* _Your instructions_:
In the listing below, pick out lines with "content".

##### Supplied records

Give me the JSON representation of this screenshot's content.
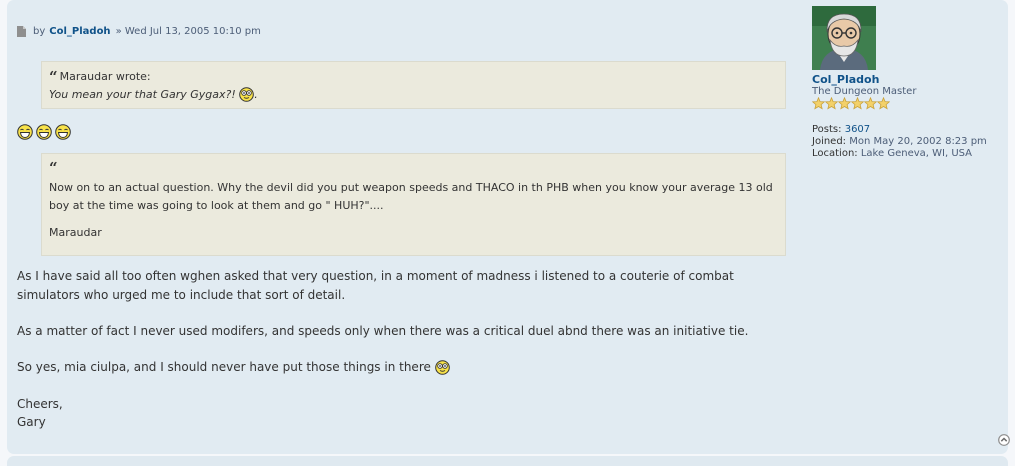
{
  "post": {
    "by_label": "by",
    "author": "Col_Pladoh",
    "date": "» Wed Jul 13, 2005 10:10 pm",
    "quote1": {
      "cite": "Maraudar wrote:",
      "text": "You mean your that Gary Gygax?!",
      "after": "."
    },
    "quote2": {
      "text": "Now on to an actual question. Why the devil did you put weapon speeds and THACO in th PHB when you know your average 13 old boy at the time was going to look at them and go \" HUH?\"....",
      "signature": "Maraudar"
    },
    "paragraphs": [
      "As I have said all too often wghen asked that very question, in a moment of madness i listened to a couterie of combat simulators who urged me to include that sort of detail.",
      "As a matter of fact I never used modifers, and speeds only when there was a critical duel abnd there was an initiative tie.",
      "So yes, mia ciulpa, and I should never have put those things in there",
      "Cheers,",
      "Gary"
    ]
  },
  "profile": {
    "username": "Col_Pladoh",
    "rank": "The Dungeon Master",
    "stars": 6,
    "posts_label": "Posts:",
    "posts": "3607",
    "joined_label": "Joined:",
    "joined": "Mon May 20, 2002 8:23 pm",
    "location_label": "Location:",
    "location": "Lake Geneva, WI, USA"
  },
  "colors": {
    "post_bg": "#e1ebf2",
    "quote_bg": "#ebeadd",
    "link": "#105289",
    "text": "#333333"
  },
  "icons": [
    "file-icon",
    "quote-mark-icon",
    "smiley-icon",
    "star-icon",
    "back-to-top-icon"
  ]
}
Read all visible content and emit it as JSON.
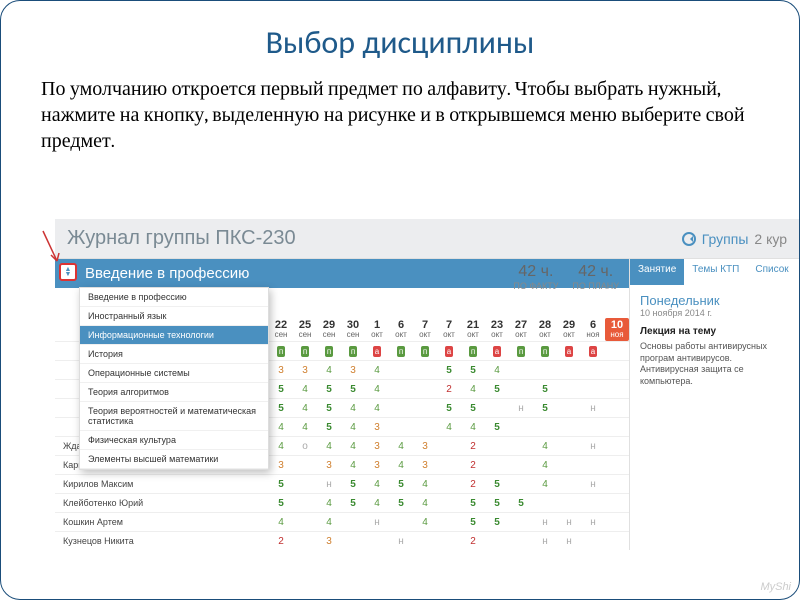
{
  "slide": {
    "title": "Выбор дисциплины",
    "description": "По умолчанию откроется первый предмет по алфавиту. Чтобы выбрать нужный, нажмите на кнопку, выделенную на рисунке и в открывшемся меню выберите свой предмет."
  },
  "app": {
    "journal_title": "Журнал группы ПКС-230",
    "breadcrumb_groups": "Группы",
    "breadcrumb_course": "2 кур",
    "subject_bar": "Введение в профессию",
    "hours": {
      "fact_value": "42 ч.",
      "fact_label": "ПО ФАКТУ",
      "plan_value": "42 ч.",
      "plan_label": "ПО ПЛАНУ"
    }
  },
  "dropdown": {
    "items": [
      {
        "label": "Введение в профессию",
        "selected": false
      },
      {
        "label": "Иностранный язык",
        "selected": false
      },
      {
        "label": "Информационные технологии",
        "selected": true
      },
      {
        "label": "История",
        "selected": false
      },
      {
        "label": "Операционные системы",
        "selected": false
      },
      {
        "label": "Теория алгоритмов",
        "selected": false
      },
      {
        "label": "Теория вероятностей и математическая статистика",
        "selected": false
      },
      {
        "label": "Физическая культура",
        "selected": false
      },
      {
        "label": "Элементы высшей математики",
        "selected": false
      }
    ]
  },
  "dates": [
    {
      "d": "22",
      "m": "сен"
    },
    {
      "d": "25",
      "m": "сен"
    },
    {
      "d": "29",
      "m": "сен"
    },
    {
      "d": "30",
      "m": "сен"
    },
    {
      "d": "1",
      "m": "окт"
    },
    {
      "d": "6",
      "m": "окт"
    },
    {
      "d": "7",
      "m": "окт"
    },
    {
      "d": "7",
      "m": "окт"
    },
    {
      "d": "21",
      "m": "окт"
    },
    {
      "d": "23",
      "m": "окт"
    },
    {
      "d": "27",
      "m": "окт"
    },
    {
      "d": "28",
      "m": "окт"
    },
    {
      "d": "29",
      "m": "окт"
    },
    {
      "d": "6",
      "m": "ноя"
    },
    {
      "d": "10",
      "m": "ноя",
      "hl": true
    }
  ],
  "flag_row": [
    "1",
    "1",
    "1",
    "1",
    "0",
    "1",
    "1",
    "0",
    "1",
    "0",
    "1",
    "1",
    "0",
    "0"
  ],
  "grade_rows": [
    {
      "name": "",
      "cells": [
        "3",
        "3",
        "4",
        "3",
        "4",
        "",
        "",
        "5",
        "5",
        "4",
        "",
        "",
        "",
        ""
      ]
    },
    {
      "name": "",
      "cells": [
        "5",
        "4",
        "5",
        "5",
        "4",
        "",
        "",
        "2",
        "4",
        "5",
        "",
        "5",
        "",
        ""
      ]
    },
    {
      "name": "",
      "cells": [
        "5",
        "4",
        "5",
        "4",
        "4",
        "",
        "",
        "5",
        "5",
        "",
        "н",
        "5",
        "",
        "н"
      ]
    },
    {
      "name": "",
      "cells": [
        "4",
        "4",
        "5",
        "4",
        "3",
        "",
        "",
        "4",
        "4",
        "5",
        "",
        "",
        "",
        ""
      ]
    },
    {
      "name": "Жданов Сергей",
      "cells": [
        "4",
        "о",
        "4",
        "4",
        "3",
        "4",
        "3",
        "",
        "2",
        "",
        "",
        "4",
        "",
        "н"
      ]
    },
    {
      "name": "Карпов Владимир",
      "cells": [
        "3",
        "",
        "3",
        "4",
        "3",
        "4",
        "3",
        "",
        "2",
        "",
        "",
        "4",
        "",
        ""
      ]
    },
    {
      "name": "Кирилов Максим",
      "cells": [
        "5",
        "",
        "н",
        "5",
        "4",
        "5",
        "4",
        "",
        "2",
        "5",
        "",
        "4",
        "",
        "н"
      ]
    },
    {
      "name": "Клейботенко Юрий",
      "cells": [
        "5",
        "",
        "4",
        "5",
        "4",
        "5",
        "4",
        "",
        "5",
        "5",
        "5",
        "",
        "",
        ""
      ]
    },
    {
      "name": "Кошкин Артем",
      "cells": [
        "4",
        "",
        "4",
        "",
        "н",
        "",
        "4",
        "",
        "5",
        "5",
        "",
        "н",
        "н",
        "н"
      ]
    },
    {
      "name": "Кузнецов Никита",
      "cells": [
        "2",
        "",
        "3",
        "",
        "",
        "н",
        "",
        "",
        "2",
        "",
        "",
        "н",
        "н",
        ""
      ]
    }
  ],
  "right": {
    "tabs": [
      {
        "label": "Занятие",
        "active": true
      },
      {
        "label": "Темы КТП",
        "active": false
      },
      {
        "label": "Список",
        "active": false
      }
    ],
    "day_name": "Понедельник",
    "day_date": "10 ноября 2014 г.",
    "lecture_title": "Лекция на тему",
    "lecture_desc": "Основы работы антивирусных програм антивирусов. Антивирусная защита се компьютера."
  },
  "watermark": "MyShi"
}
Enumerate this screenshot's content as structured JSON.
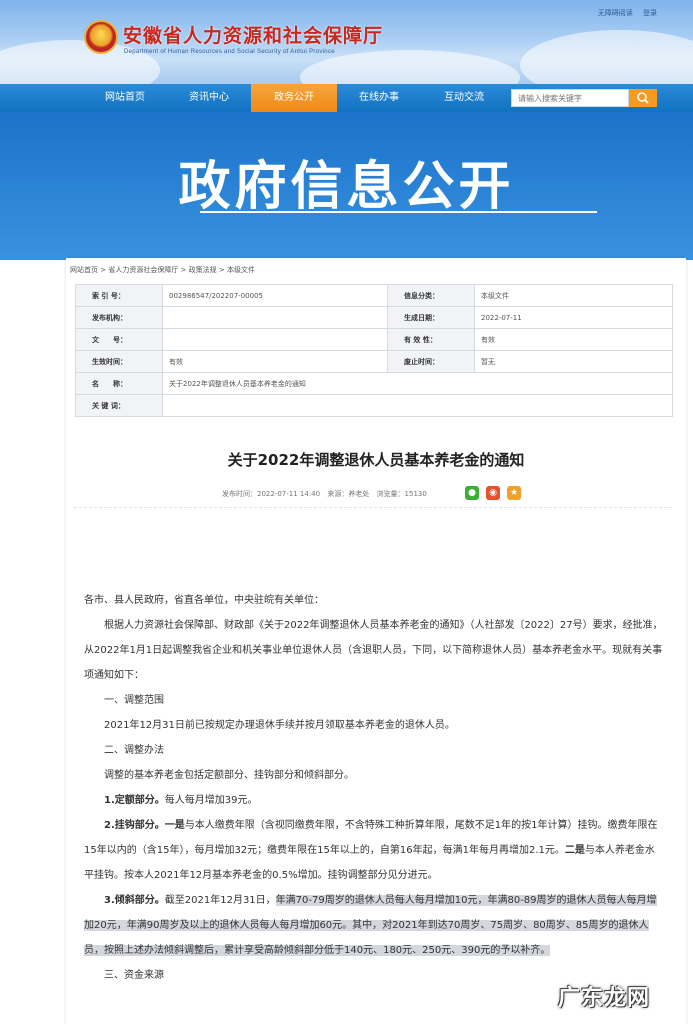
{
  "header": {
    "site_title": "安徽省人力资源和社会保障厅",
    "site_subtitle": "Department of Human Resources and Social Security of Anhui Province",
    "links": [
      "无障碍阅读",
      "登录"
    ]
  },
  "nav": {
    "items": [
      {
        "label": "网站首页",
        "active": false
      },
      {
        "label": "资讯中心",
        "active": false
      },
      {
        "label": "政务公开",
        "active": true
      },
      {
        "label": "在线办事",
        "active": false
      },
      {
        "label": "互动交流",
        "active": false
      }
    ],
    "search_placeholder": "请输入搜索关键字"
  },
  "hero": {
    "title": "政府信息公开"
  },
  "breadcrumb": "网站首页 > 省人力资源社会保障厅 > 政策法规 > 本级文件",
  "meta": {
    "index_no_label": "索 引 号：",
    "index_no": "002986547/202207-00005",
    "category_label": "信息分类：",
    "category": "本级文件",
    "issuer_label": "发布机构：",
    "issuer": "",
    "date_label": "生成日期：",
    "date": "2022-07-11",
    "doc_no_label": "文　　号：",
    "doc_no": "",
    "validity_label": "有 效 性：",
    "validity": "有效",
    "effective_label": "生效时间：",
    "effective": "有效",
    "expire_label": "废止时间：",
    "expire": "暂无",
    "name_label": "名　　称：",
    "name": "关于2022年调整退休人员基本养老金的通知",
    "keywords_label": "关 键 词：",
    "keywords": ""
  },
  "article": {
    "title": "关于2022年调整退休人员基本养老金的通知",
    "published": "发布时间：2022-07-11 14:40",
    "source": "来源：养老处",
    "views": "浏览量：15130",
    "share_colors": {
      "wechat": "#3cb034",
      "weibo": "#e8512c",
      "favorite": "#f0a12a"
    },
    "paragraphs": {
      "p1": "各市、县人民政府，省直各单位，中央驻皖有关单位：",
      "p2": "根据人力资源社会保障部、财政部《关于2022年调整退休人员基本养老金的通知》（人社部发〔2022〕27号）要求，经批准，从2022年1月1日起调整我省企业和机关事业单位退休人员（含退职人员，下同，以下简称退休人员）基本养老金水平。现就有关事项通知如下：",
      "h1": "一、调整范围",
      "p3": "2021年12月31日前已按规定办理退休手续并按月领取基本养老金的退休人员。",
      "h2": "二、调整办法",
      "p4": "调整的基本养老金包括定额部分、挂钩部分和倾斜部分。",
      "p5_bold": "1.定额部分。",
      "p5": "每人每月增加39元。",
      "p6_bold": "2.挂钩部分。一是",
      "p6a": "与本人缴费年限（含视同缴费年限，不含特殊工种折算年限，尾数不足1年的按1年计算）挂钩。缴费年限在15年以内的（含15年），每月增加32元；缴费年限在15年以上的，自第16年起，每满1年每月再增加2.1元。",
      "p6_bold2": "二是",
      "p6b": "与本人养老金水平挂钩。按本人2021年12月基本养老金的0.5%增加。挂钩调整部分见分进元。",
      "p7_bold": "3.倾斜部分。",
      "p7a": "截至2021年12月31日，",
      "p7b": "年满70-79周岁的退休人员每人每月增加10元，年满80-89周岁的退休人员每人每月增加20元，年满90周岁及以上的退休人员每人每月增加60元。其中，对2021年到达70周岁、75周岁、80周岁、85周岁的退休人员，按照上述办法倾斜调整后，累计享受高龄倾斜部分低于140元、180元、250元、390元的予以补齐。",
      "h3": "三、资金来源"
    }
  },
  "watermark": "广东龙网"
}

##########

* _Problem solution_:
Give me the JSON representation of this screenshot's content.
Read all visible content and emit it as JSON.
Enumerate this screenshot's content as structured JSON.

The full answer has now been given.